BENINâ€”THE authoritiesÂ of the Ambrose Alli University (AAU), Ekpoma, Edo State, said yesterday that not more than 4,500 candidates were expected to participate in the forthcoming post University Matriculation Examination (UME), saying the number was reduced due to the new guidelines given to universities by the National University Commission (NUC).
Candidates who did not meet up with the new cut-off point in the various departments were advised not to pick forms for the post UME which would be written after the Academic Staff Union of Universities (ASUU), AAU chapter, calls off its strike.
The university warned that all those who failed to meet up with the requirements as specified by JAMB and NUC and went ahead to pick forms would lose their money.
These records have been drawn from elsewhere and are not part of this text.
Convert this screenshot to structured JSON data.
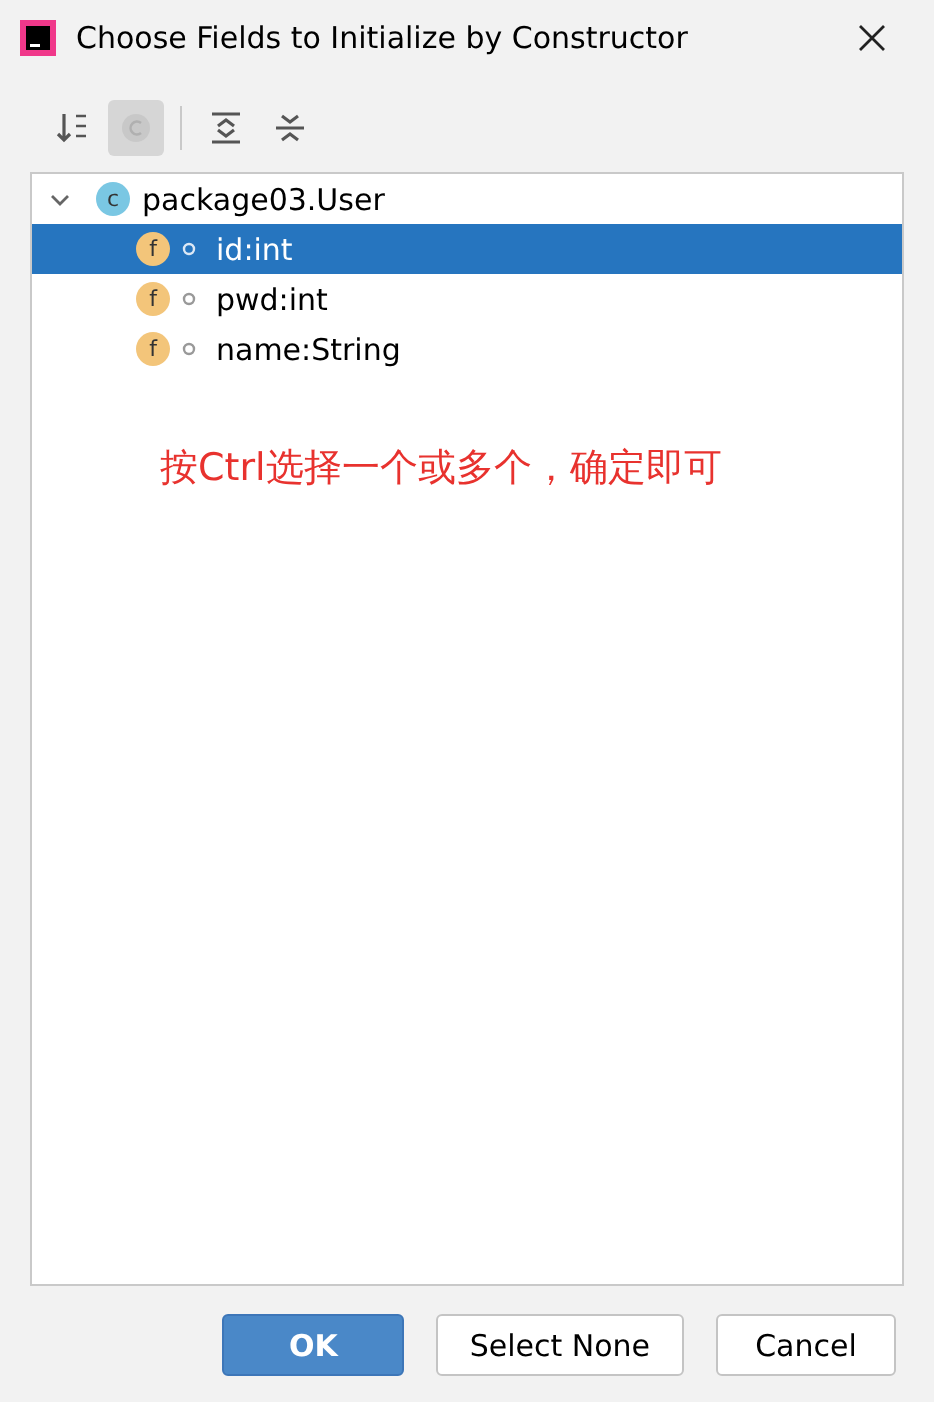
{
  "window": {
    "title": "Choose Fields to Initialize by Constructor"
  },
  "toolbar": [
    {
      "kind": "sort",
      "selected": false
    },
    {
      "kind": "class",
      "selected": true
    },
    {
      "kind": "expand",
      "selected": false
    },
    {
      "kind": "collapse",
      "selected": false
    }
  ],
  "tree": {
    "label": "package03.User",
    "badge": "c",
    "expanded": true,
    "children": [
      {
        "label": "id:int",
        "badge": "f",
        "selected": true
      },
      {
        "label": "pwd:int",
        "badge": "f",
        "selected": false
      },
      {
        "label": "name:String",
        "badge": "f",
        "selected": false
      }
    ]
  },
  "annotation": "按Ctrl选择一个或多个，确定即可",
  "buttons": [
    {
      "label": "OK",
      "primary": true
    },
    {
      "label": "Select None",
      "primary": false
    },
    {
      "label": "Cancel",
      "primary": false
    }
  ]
}
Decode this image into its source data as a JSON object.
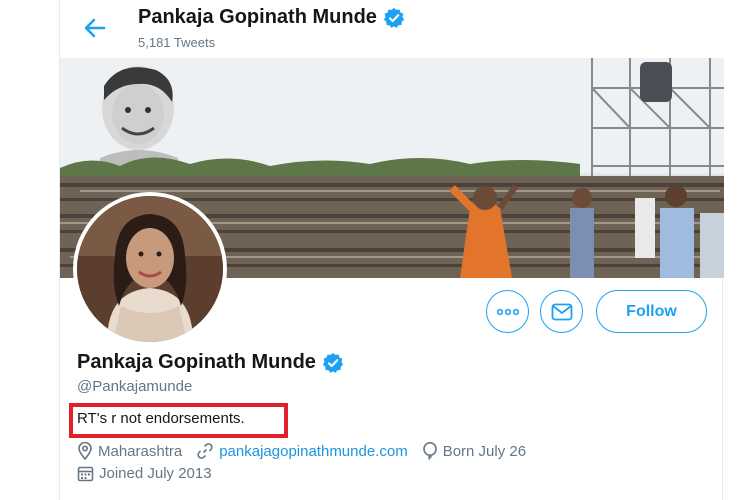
{
  "header": {
    "name": "Pankaja Gopinath Munde",
    "tweets": "5,181 Tweets"
  },
  "profile": {
    "name": "Pankaja Gopinath Munde",
    "handle": "@Pankajamunde",
    "bio": "RT's r not endorsements.",
    "location": "Maharashtra",
    "website": "pankajagopinathmunde.com",
    "birthday": "Born July 26",
    "joined": "Joined July 2013"
  },
  "actions": {
    "follow_label": "Follow"
  },
  "colors": {
    "accent": "#1da1f2",
    "highlight_box": "#e0202a",
    "verified": "#1da1f2"
  },
  "icons": [
    "back-arrow-icon",
    "verified-badge-icon",
    "more-options-icon",
    "message-icon",
    "location-icon",
    "link-icon",
    "birthday-balloon-icon",
    "calendar-icon"
  ]
}
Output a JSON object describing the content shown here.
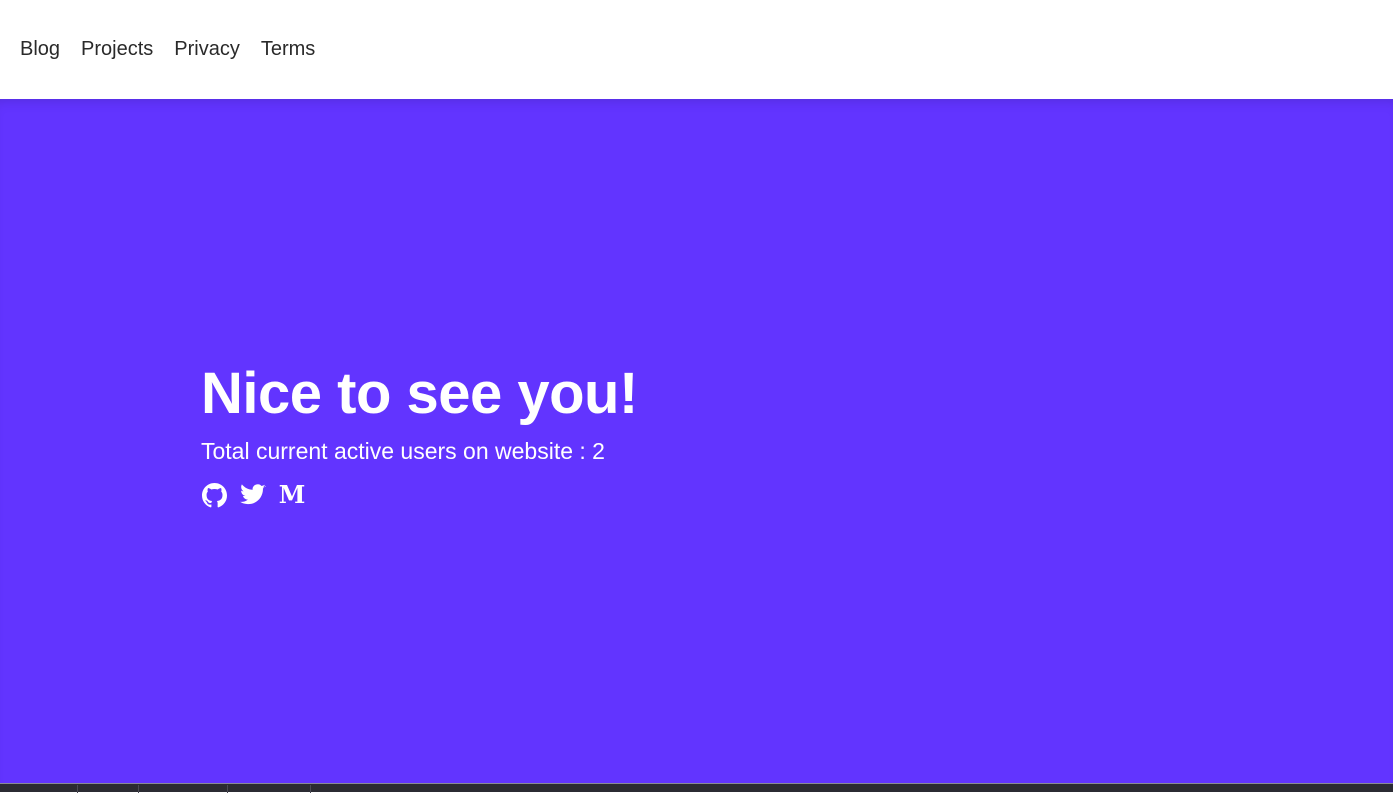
{
  "nav": {
    "items": [
      {
        "label": "Blog"
      },
      {
        "label": "Projects"
      },
      {
        "label": "Privacy"
      },
      {
        "label": "Terms"
      }
    ]
  },
  "hero": {
    "title": "Nice to see you!",
    "subtitle": "Total current active users on website : 2",
    "background_color": "#6234ff",
    "socials": [
      {
        "icon": "github-icon"
      },
      {
        "icon": "twitter-icon"
      },
      {
        "icon": "medium-icon",
        "glyph": "M"
      }
    ]
  }
}
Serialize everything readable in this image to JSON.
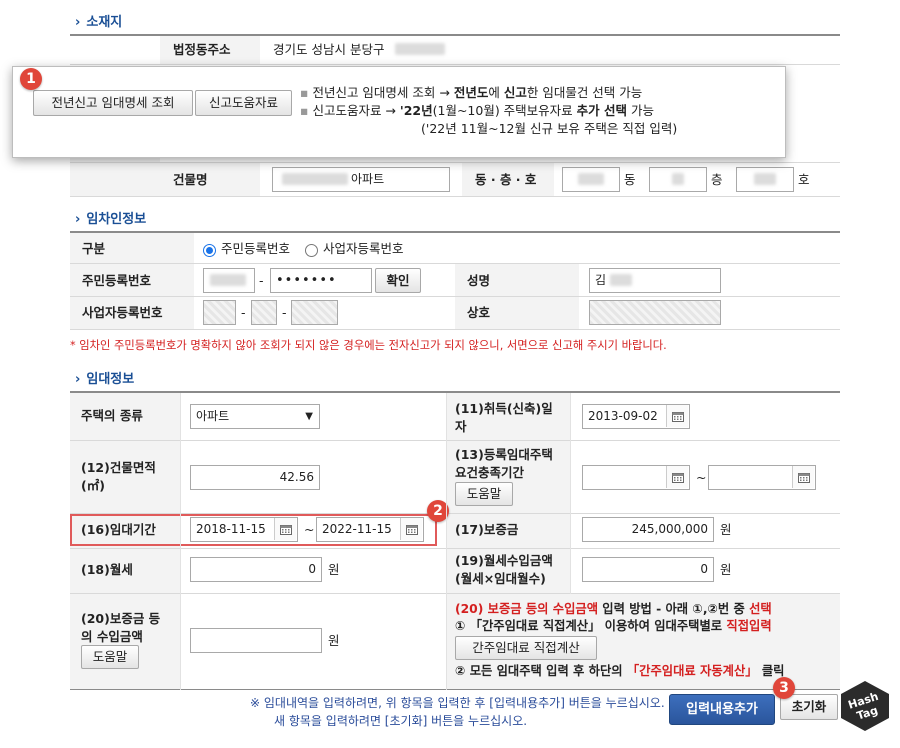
{
  "location": {
    "section_title": "소재지",
    "legal_dong_label": "법정동주소",
    "legal_dong_value": "경기도 성남시 분당구",
    "building_name_label": "건물명",
    "building_name_value": "아파트",
    "dong_cheung_ho_label": "동 · 층 · 호",
    "dong_unit": "동",
    "cheung_unit": "층",
    "ho_unit": "호"
  },
  "popup": {
    "btn_prev_lookup": "전년신고 임대명세 조회",
    "btn_help_data": "신고도움자료",
    "line1_a": "전년신고 임대명세 조회 → ",
    "line1_b": "전년도",
    "line1_c": "에 ",
    "line1_d": "신고",
    "line1_e": "한 임대물건 선택 가능",
    "line2_a": "신고도움자료 → ",
    "line2_b": "'22년",
    "line2_c": "(1월~10월) 주택보유자료 ",
    "line2_d": "추가 선택",
    "line2_e": " 가능",
    "line3": "('22년 11월~12월 신규 보유 주택은 직접 입력)"
  },
  "tenant": {
    "section_title": "임차인정보",
    "type_label": "구분",
    "radio_resident": "주민등록번호",
    "radio_business": "사업자등록번호",
    "resident_no_label": "주민등록번호",
    "resident_no_masked": "•••••••",
    "confirm_button": "확인",
    "name_label": "성명",
    "name_value": "김",
    "business_no_label": "사업자등록번호",
    "trade_name_label": "상호",
    "notice": "* 임차인 주민등록번호가 명확하지 않아 조회가 되지 않은 경우에는 전자신고가 되지 않으니, 서면으로 신고해 주시기 바랍니다."
  },
  "lease": {
    "section_title": "임대정보",
    "house_type_label": "주택의 종류",
    "house_type_value": "아파트",
    "acq_date_label_1": "(11)취득(신축)일",
    "acq_date_label_2": "자",
    "acq_date_value": "2013-09-02",
    "area_label_1": "(12)건물면적",
    "area_label_2": "(㎡)",
    "area_value": "42.56",
    "reg_period_label_1": "(13)등록임대주택",
    "reg_period_label_2": "요건충족기간",
    "help_button": "도움말",
    "period_label": "(16)임대기간",
    "period_start": "2018-11-15",
    "period_end": "2022-11-15",
    "tilde": "~",
    "deposit_label": "(17)보증금",
    "deposit_value": "245,000,000",
    "won": "원",
    "monthly_label": "(18)월세",
    "monthly_value": "0",
    "monthly_income_label_1": "(19)월세수입금액",
    "monthly_income_label_2": "(월세×임대월수)",
    "monthly_income_value": "0",
    "deposit_income_label_1": "(20)보증금 등",
    "deposit_income_label_2": "의 수입금액",
    "deposit_income_help": "도움말",
    "method_red_1": "(20) 보증금 등의 수입금액",
    "method_black_1": " 입력 방법 - 아래 ①,②번 중 ",
    "method_red_2": "선택",
    "method_line2_a": "① 「간주임대료 직접계산」 이용하여 임대주택별로 ",
    "method_line2_b": "직접입력",
    "direct_calc_button": "간주임대료 직접계산",
    "method_line3_a": "② 모든 임대주택 입력 후 하단의 ",
    "method_line3_b": "「간주임대료 자동계산」",
    "method_line3_c": " 클릭"
  },
  "footer": {
    "note1": "※ 임대내역을 입력하려면, 위 항목을 입력한 후 [입력내용추가] 버튼을 누르십시오.",
    "note2": "새 항목을 입력하려면 [초기화] 버튼을 누르십시오.",
    "add_button": "입력내용추가",
    "reset_button": "초기화"
  },
  "badges": {
    "b1": "1",
    "b2": "2",
    "b3": "3"
  },
  "watermark": {
    "line1": "Hash",
    "line2": "Tag"
  },
  "colors": {
    "accent_blue": "#1a4f95",
    "red": "#d42020",
    "badge": "#e0463a",
    "primary_button": "#2f5fa8"
  }
}
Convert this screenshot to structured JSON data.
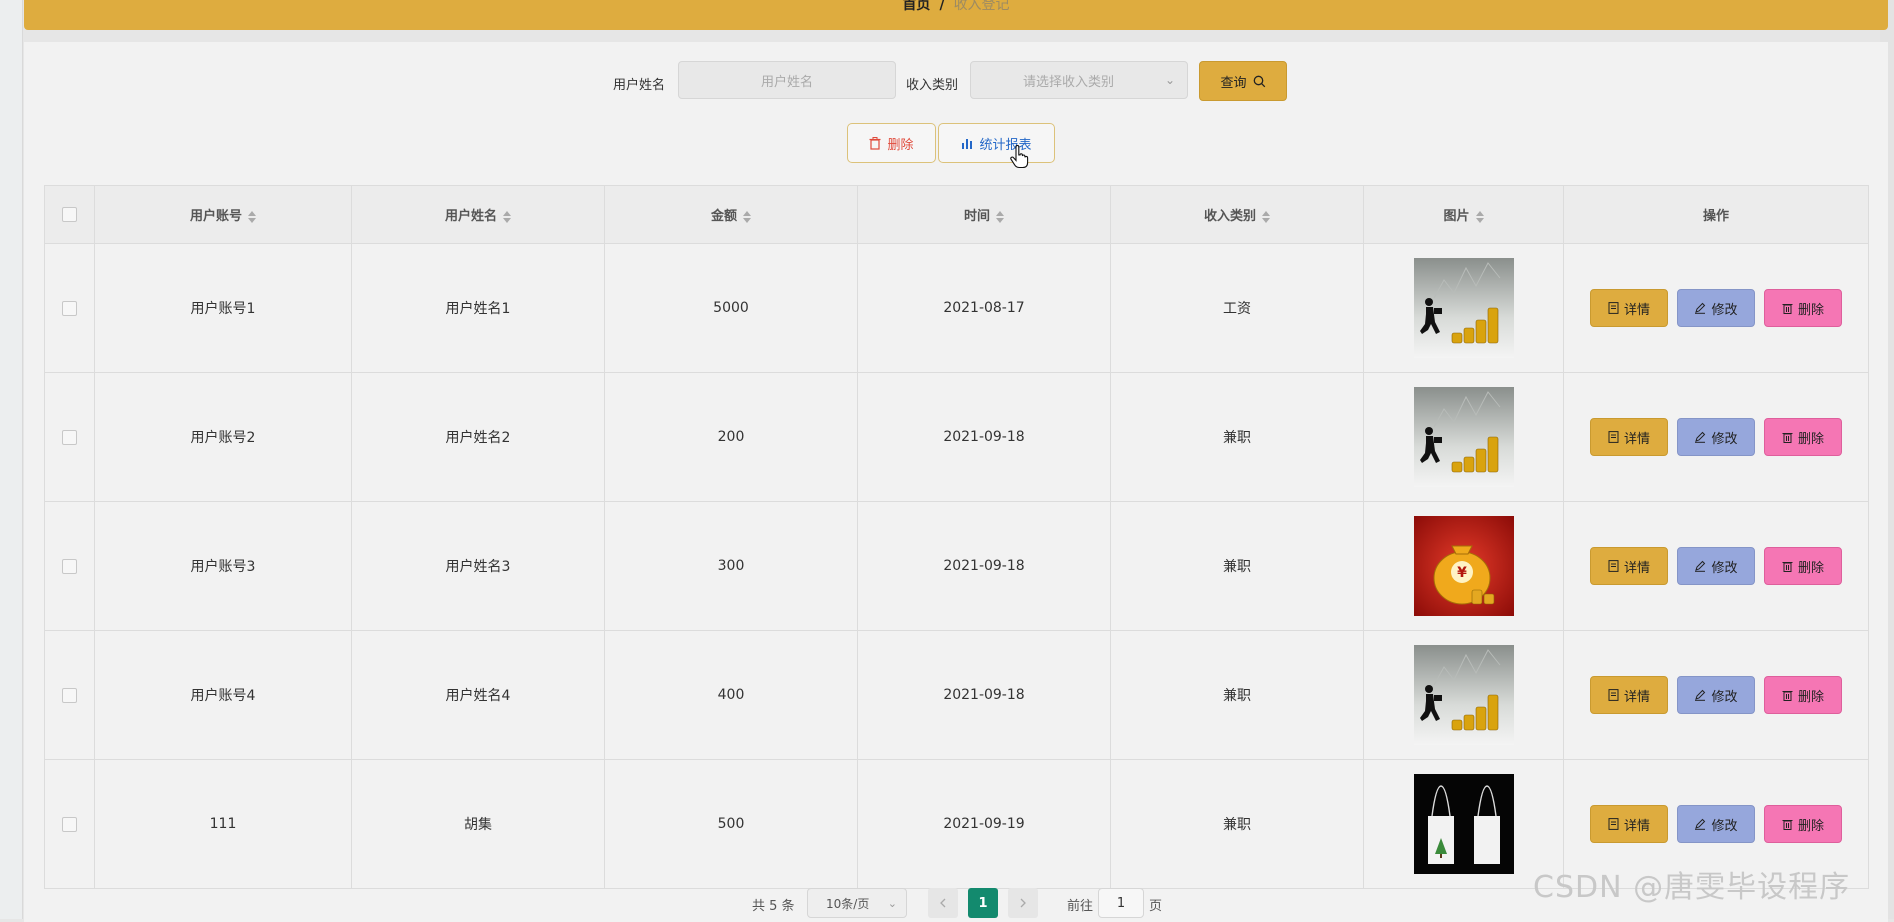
{
  "breadcrumb": {
    "home": "首页",
    "separator": "/",
    "current": "收入登记"
  },
  "search": {
    "name_label": "用户姓名",
    "name_placeholder": "用户姓名",
    "category_label": "收入类别",
    "category_placeholder": "请选择收入类别",
    "query_label": "查询"
  },
  "actions": {
    "delete_label": "删除",
    "report_label": "统计报表"
  },
  "table": {
    "headers": [
      "用户账号",
      "用户姓名",
      "金额",
      "时间",
      "收入类别",
      "图片",
      "操作"
    ],
    "rows": [
      {
        "account": "用户账号1",
        "name": "用户姓名1",
        "amount": "5000",
        "date": "2021-08-17",
        "category": "工资",
        "image": "businessman-coins"
      },
      {
        "account": "用户账号2",
        "name": "用户姓名2",
        "amount": "200",
        "date": "2021-09-18",
        "category": "兼职",
        "image": "businessman-coins"
      },
      {
        "account": "用户账号3",
        "name": "用户姓名3",
        "amount": "300",
        "date": "2021-09-18",
        "category": "兼职",
        "image": "money-bag"
      },
      {
        "account": "用户账号4",
        "name": "用户姓名4",
        "amount": "400",
        "date": "2021-09-18",
        "category": "兼职",
        "image": "businessman-coins"
      },
      {
        "account": "111",
        "name": "胡集",
        "amount": "500",
        "date": "2021-09-19",
        "category": "兼职",
        "image": "tote-bags"
      }
    ],
    "row_buttons": {
      "detail": "详情",
      "edit": "修改",
      "delete": "删除"
    }
  },
  "pagination": {
    "total": "共 5 条",
    "page_size": "10条/页",
    "current_page": "1",
    "goto_label": "前往",
    "goto_value": "1",
    "page_unit": "页"
  },
  "watermark": "CSDN @唐雯毕设程序",
  "colors": {
    "accent": "#deac3f",
    "edit": "#96a7dc",
    "delete": "#f576b4",
    "page_active": "#138a6e"
  }
}
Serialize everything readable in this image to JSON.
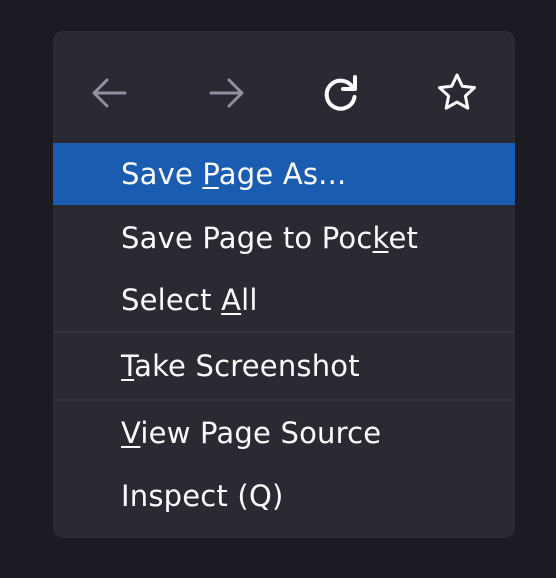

The Acting Vice-Chancellor of the University, Professor Ewan Alufohai, and the Registrar, Dr Lawrence Edokpayi, who briefed newsmen in Benin CityÂ yesterday, saidÂ â€œthe new guidelines that were given to us by NUC and JAMB advised universities to invite not more than 150 per cent of their carrying capacity.
â€œAnd for us, it is just three thousand, so the maximum we can possibly invite for the post UME will be 4,500 for the entire school, covering all the faculties.
â€œThat informed us to now stagger the cut-off point per department so as to be able to meet the guidelines that we have been given. We have advertised it in Vanguard and we expect that prospective applicants will comply.
â€œBut some how, some still felt we will do what we did last year when the cut-off point was 190 across all the departments. As it is now, in medicine, we have three departments, the department of medicine, Medical Laboratoryand Physiology.
The cut off point now has varied because of the new law.Â For medicine, we put it at 220, Medical Laboratory 200 and Physiology 190â€ Professor Alufohai explained.
He urged unqualified candidates not to bother picking the forms as arrangements have been concluded to enforce the new law in all the universities in order not to over bloat the number of students in some schools.